100g flour (about 1/2 cup)
120 g warm water (just over 1/2 cup)
Once this morning, and once tonight.
I'm keeping an eye on the starter, particularly at the 8-hour mark, which is when I suspect it's at its peak, to see if it has doubled in size. If it has, tomorrow morning I will start the the 2-day process of making a sourdough loaf.
I recommend that everyone at this stage mark the level of their starter and monitor its activity during the day.
I am trying to contain my excitement.
On to today's project, about which I am very excited indeed.
Butter, brown sugar, birch syrup and apples sizzling in the cast-iron pan
Baked Sourdough Apple Pancake
This is a riff on a New York Times recipe by Tejal Reho that was a riff on a recipe by Vinegar Hill House in Brooklyn from a family recipe donated by Angela Johnson Sherry.
A Whitehorse friend and fellow sourdough fan invented the addition of brown sugar and birch or maple syrup that caramelizes so beautifully in the bottom of the pan.
We ate it at my house for breakfast and then I spirited the leftovers out of the house to different neighbours' places for their elevenses. (Hanging a parcel of goodies off a doorknob, ringing the bell and then chatting from a safe distance while your neighbour stands in her doorway is a great way to visit!)
My friend cut her leftover pancake into wedges and took them with her on a drive to Marsh Lake. There she and her pal (who drove in a separate car) snacked on pancake while they sat on a bank and watched the swans, who are here in their hundreds now, on their annual migration north.
You could also serve the pancake at dinner; it's a quick and easy dessert, and very elegant when sprinkled with icing sugar and served on a decorative plate.
Two notes: a non-stick pan is not recommended; and be careful with your very hot pan. I leave an oven mitt on the handle while I'm doing something else to remind myself not to pick the pan up bare-handed.
125 g (1/2 cup) sourdough starter discard
1 cup 2% milk
150 g (1 cup) all purpose flour
25 g (2 Tbsp) granulated sugar
1/2 tsp baking soda
1 apple or pear (I used an Ambrosia apple)
55 g (1/4 cup) butter
95 g (1/4 cup, packed) brown sugar
1 Tbsp birch or maple syrup
Place a 12-inch cast iron frying pan on a middle rack in the oven and preheat oven to 450F (232C). (Make sure, whatever pan you use, that it's ovenproof. Non-stick pans are not recommended.)
Whisk starter and milk together then whisk in flour and sugar. Let sit while you prepare the fruit.
Slice apple or pear into quarters and scoop out the core with a knife. Slice each quarter into four thin slices.
Turn a large burner on to medium for 1 minute to heat up. Remove hot pan from the oven and place on the burner.

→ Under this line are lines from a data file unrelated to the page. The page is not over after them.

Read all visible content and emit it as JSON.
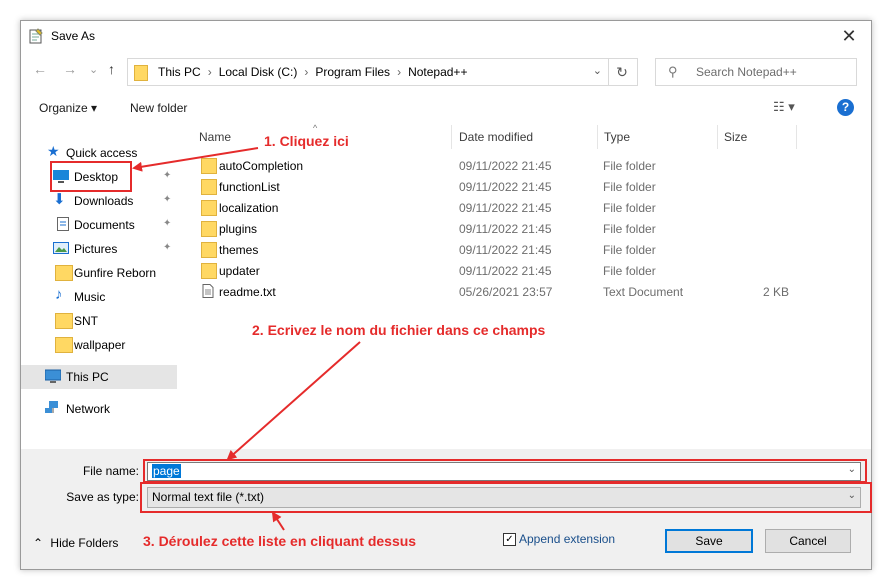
{
  "window": {
    "title": "Save As",
    "close_glyph": "✕"
  },
  "navigation": {
    "back_glyph": "←",
    "forward_glyph": "→",
    "recent_glyph": "⌄",
    "up_glyph": "↑",
    "breadcrumbs": [
      "This PC",
      "Local Disk (C:)",
      "Program Files",
      "Notepad++"
    ],
    "separator": "›",
    "dropdown_glyph": "⌄",
    "refresh_glyph": "↻",
    "search_placeholder": "Search Notepad++"
  },
  "toolbar": {
    "organize_label": "Organize ▾",
    "new_folder_label": "New folder",
    "view_glyph": "☷ ▾",
    "help_glyph": "?"
  },
  "sidebar": {
    "items": [
      {
        "label": "Quick access",
        "icon": "star-icon",
        "pinned": false
      },
      {
        "label": "Desktop",
        "icon": "desktop-icon",
        "pinned": true
      },
      {
        "label": "Downloads",
        "icon": "download-icon",
        "pinned": true
      },
      {
        "label": "Documents",
        "icon": "documents-icon",
        "pinned": true
      },
      {
        "label": "Pictures",
        "icon": "pictures-icon",
        "pinned": true
      },
      {
        "label": "Gunfire Reborn",
        "icon": "folder-icon",
        "pinned": false
      },
      {
        "label": "Music",
        "icon": "music-icon",
        "pinned": false
      },
      {
        "label": "SNT",
        "icon": "folder-icon",
        "pinned": false
      },
      {
        "label": "wallpaper",
        "icon": "folder-icon",
        "pinned": false
      },
      {
        "label": "This PC",
        "icon": "pc-icon",
        "pinned": false
      },
      {
        "label": "Network",
        "icon": "network-icon",
        "pinned": false
      }
    ],
    "pin_glyph": "📌"
  },
  "file_list": {
    "columns": [
      "Name",
      "Date modified",
      "Type",
      "Size"
    ],
    "sort_glyph": "^",
    "rows": [
      {
        "name": "autoCompletion",
        "date": "09/11/2022 21:45",
        "type": "File folder",
        "size": "",
        "icon": "folder-icon"
      },
      {
        "name": "functionList",
        "date": "09/11/2022 21:45",
        "type": "File folder",
        "size": "",
        "icon": "folder-icon"
      },
      {
        "name": "localization",
        "date": "09/11/2022 21:45",
        "type": "File folder",
        "size": "",
        "icon": "folder-icon"
      },
      {
        "name": "plugins",
        "date": "09/11/2022 21:45",
        "type": "File folder",
        "size": "",
        "icon": "folder-icon"
      },
      {
        "name": "themes",
        "date": "09/11/2022 21:45",
        "type": "File folder",
        "size": "",
        "icon": "folder-icon"
      },
      {
        "name": "updater",
        "date": "09/11/2022 21:45",
        "type": "File folder",
        "size": "",
        "icon": "folder-icon"
      },
      {
        "name": "readme.txt",
        "date": "05/26/2021 23:57",
        "type": "Text Document",
        "size": "2 KB",
        "icon": "text-file-icon"
      }
    ]
  },
  "save_form": {
    "file_name_label": "File name:",
    "file_name_value": "page",
    "save_as_type_label": "Save as type:",
    "save_as_type_value": "Normal text file (*.txt)",
    "dropdown_glyph": "⌄",
    "hide_folders_label": "Hide Folders",
    "hide_folders_glyph": "⌃",
    "append_extension_label": "Append extension",
    "append_extension_checked": true,
    "check_glyph": "✓",
    "save_label": "Save",
    "cancel_label": "Cancel"
  },
  "annotations": {
    "step1": "1. Cliquez ici",
    "step2": "2. Ecrivez le nom du fichier dans ce champs",
    "step3": "3. Déroulez cette liste en cliquant dessus",
    "color": "#e52b2b"
  },
  "colors": {
    "accent": "#0078d7",
    "folder": "#ffd863",
    "annotation_red": "#e52b2b"
  }
}
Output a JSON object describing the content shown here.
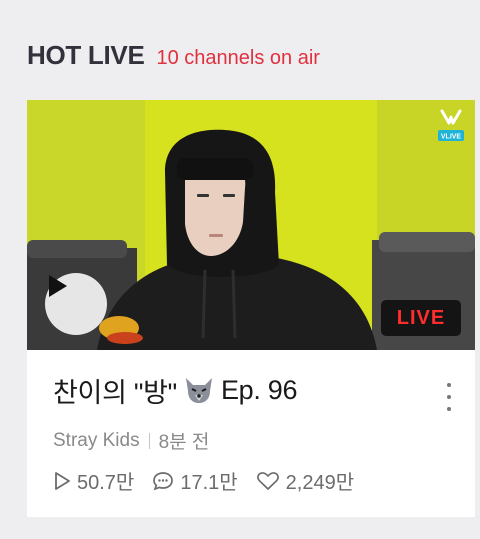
{
  "header": {
    "title": "HOT LIVE",
    "subtitle": "10 channels on air"
  },
  "card": {
    "badge": "LIVE",
    "brand": "VLIVE",
    "title_prefix": "찬이의 \"방\"",
    "title_suffix": "Ep. 96",
    "channel": "Stray Kids",
    "time_ago": "8분 전",
    "stats": {
      "plays": "50.7만",
      "comments": "17.1만",
      "likes": "2,249만"
    }
  },
  "colors": {
    "accent_red": "#e0313f",
    "live_red": "#ff2d2d",
    "thumb_bg": "#b8c912"
  }
}
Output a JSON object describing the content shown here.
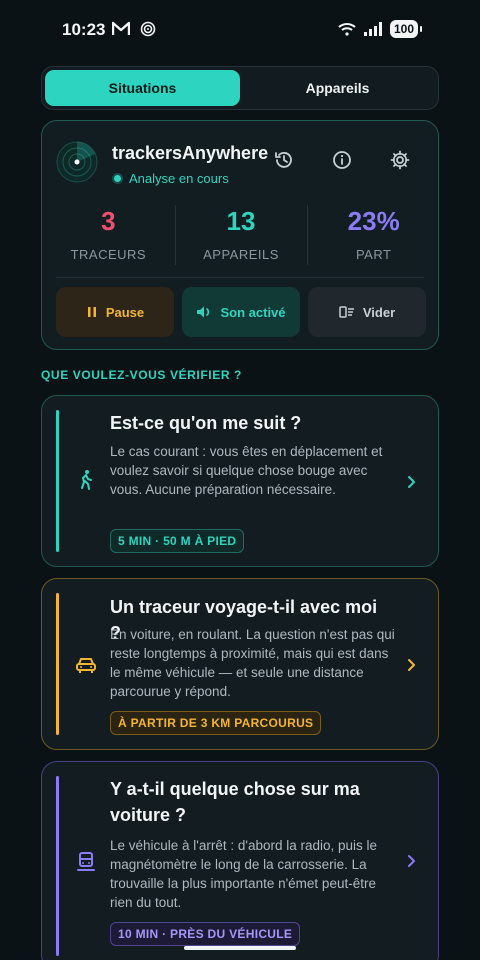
{
  "status_bar": {
    "time": "10:23",
    "battery": "100",
    "icons": [
      "gmail-icon",
      "sync-icon",
      "wifi-icon",
      "signal-icon",
      "battery-icon"
    ]
  },
  "tabs": [
    {
      "label": "Situations",
      "active": true
    },
    {
      "label": "Appareils",
      "active": false
    }
  ],
  "scanner": {
    "app_name": "trackersAnywhere",
    "status": "Analyse en cours",
    "icons": [
      "history-icon",
      "info-icon",
      "settings-icon"
    ],
    "stats": [
      {
        "value": "3",
        "label": "TRACEURS",
        "color": "#f0506e"
      },
      {
        "value": "13",
        "label": "APPAREILS",
        "color": "#2dd4bf"
      },
      {
        "value": "23%",
        "label": "PART",
        "color": "#8b7cf6"
      }
    ],
    "actions": {
      "pause": "Pause",
      "sound": "Son activé",
      "clear": "Vider"
    }
  },
  "section_title": "QUE VOULEZ-VOUS VÉRIFIER ?",
  "options": [
    {
      "title": "Est-ce qu'on me suit ?",
      "description": "Le cas courant : vous êtes en déplacement et voulez savoir si quelque chose bouge avec vous. Aucune préparation nécessaire.",
      "tag": "5 MIN · 50 M À PIED",
      "icon": "walking-icon",
      "accent": "#2dd4bf"
    },
    {
      "title": "Un traceur voyage-t-il avec moi ?",
      "description": "En voiture, en roulant. La question n'est pas qui reste longtemps à proximité, mais qui est dans le même véhicule — et seule une distance parcourue y répond.",
      "tag": "À PARTIR DE 3 KM PARCOURUS",
      "icon": "car-icon",
      "accent": "#f5b530"
    },
    {
      "title": "Y a-t-il quelque chose sur ma voiture ?",
      "description": "Le véhicule à l'arrêt : d'abord la radio, puis le magnétomètre le long de la carrosserie. La trouvaille la plus importante n'émet peut-être rien du tout.",
      "tag": "10 MIN · PRÈS DU VÉHICULE",
      "icon": "vehicle-scan-icon",
      "accent": "#8b7cf6"
    }
  ]
}
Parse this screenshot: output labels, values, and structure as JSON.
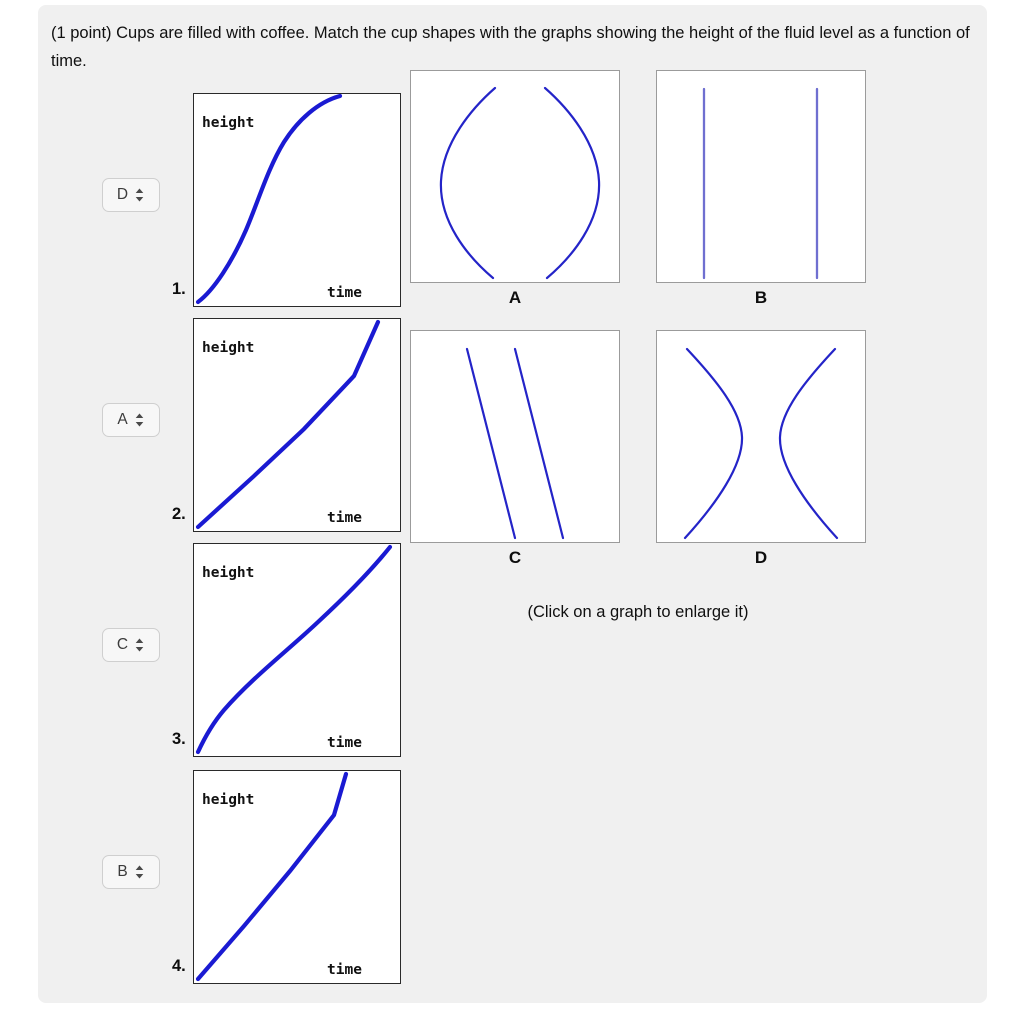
{
  "question": {
    "text": "(1 point) Cups are filled with coffee. Match the cup shapes with the graphs showing the height of the fluid level as a function of time."
  },
  "colors": {
    "curve_blue": "#1a1ad2",
    "cylinder_blue": "#6f6fd0",
    "panel_bg": "#f0f0f0",
    "graph_border": "#2a2a2a",
    "cup_border": "#9b9b9b"
  },
  "matching_rows": [
    {
      "number": "1.",
      "selected": "D",
      "options": [
        "?",
        "A",
        "B",
        "C",
        "D"
      ],
      "graph": {
        "y_label": "height",
        "x_label": "time",
        "shape": "sigmoid",
        "description": "S-shaped curve: slow rise, then steep, then levelling"
      }
    },
    {
      "number": "2.",
      "selected": "A",
      "options": [
        "?",
        "A",
        "B",
        "C",
        "D"
      ],
      "graph": {
        "y_label": "height",
        "x_label": "time",
        "shape": "linear",
        "description": "Straight line of constant slope reaching the top-right corner"
      }
    },
    {
      "number": "3.",
      "selected": "C",
      "options": [
        "?",
        "A",
        "B",
        "C",
        "D"
      ],
      "graph": {
        "y_label": "height",
        "x_label": "time",
        "shape": "concave-up",
        "description": "Gently curving line, slightly concave up, reaching top-right corner"
      }
    },
    {
      "number": "4.",
      "selected": "B",
      "options": [
        "?",
        "A",
        "B",
        "C",
        "D"
      ],
      "graph": {
        "y_label": "height",
        "x_label": "time",
        "shape": "linear-steep",
        "description": "Straight line of steeper slope reaching the top before the right edge"
      }
    }
  ],
  "cups": [
    {
      "label": "A",
      "shape": "bulging-sphere",
      "description": "Cup narrow at top and bottom, bulging wide in the middle"
    },
    {
      "label": "B",
      "shape": "cylinder",
      "description": "Straight vertical sides, constant width"
    },
    {
      "label": "C",
      "shape": "slanted-cylinder",
      "description": "Two parallel slanted straight sides, constant width"
    },
    {
      "label": "D",
      "shape": "hourglass",
      "description": "Cup wide at top and bottom, pinched narrow in the middle"
    }
  ],
  "hint": {
    "text": "(Click on a graph to enlarge it)"
  }
}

Immediately add the butter and when it's sizzling add brown sugar and birch or maple syrup, stirring vigorously.
Remove the pan from the heat while you arrange the apple or pear slices in a circle on top of the butter-sugar mixture.
Return the pan to the heat and cook for 1 or 2 minutes.
Meanwhile, dissolve the baking soda in 1 tsp of water and whisk into the batter.
Pour the batter over the fruit in circles starting from the outside in, making sure batter completely covers the fruit.
Place pan in the oven and bake for 10 to 12 minutes, until pancake is golden brown and has risen to about an inch high.
Remove from oven, and working carefully so as not to burn yourself, loosen the pancake from the bottom of the frying pan with a spatula. Place a large plate or a baking sheet over the pan, place one hand on the plate, grasp the handle with the other and flip the pancake onto the plate or pan.
Sprinkle with icing sugar (or not) and serve at once for breakfast or dessert. Or cool to room temperature, cut into wedges and take them with you on your outing with the family.
Enjoy the return of the birds, wherever you might be.
Makes one 12-inch round pancake, enough to serve 3 to 4 people.
Baked Sourdough Apple Cake, the top side when ready. After this, you flip it onto a plate.
And then you eat it.
I have so much leftover starter that tonight I'm going to experiment with a version of Scallion Pancakes using only sourdough starter. And make a vegetable stir-fry and a dipping sauce and stuff the pancakes with the stir-fry and oh my.
Hooray for sourdough starter!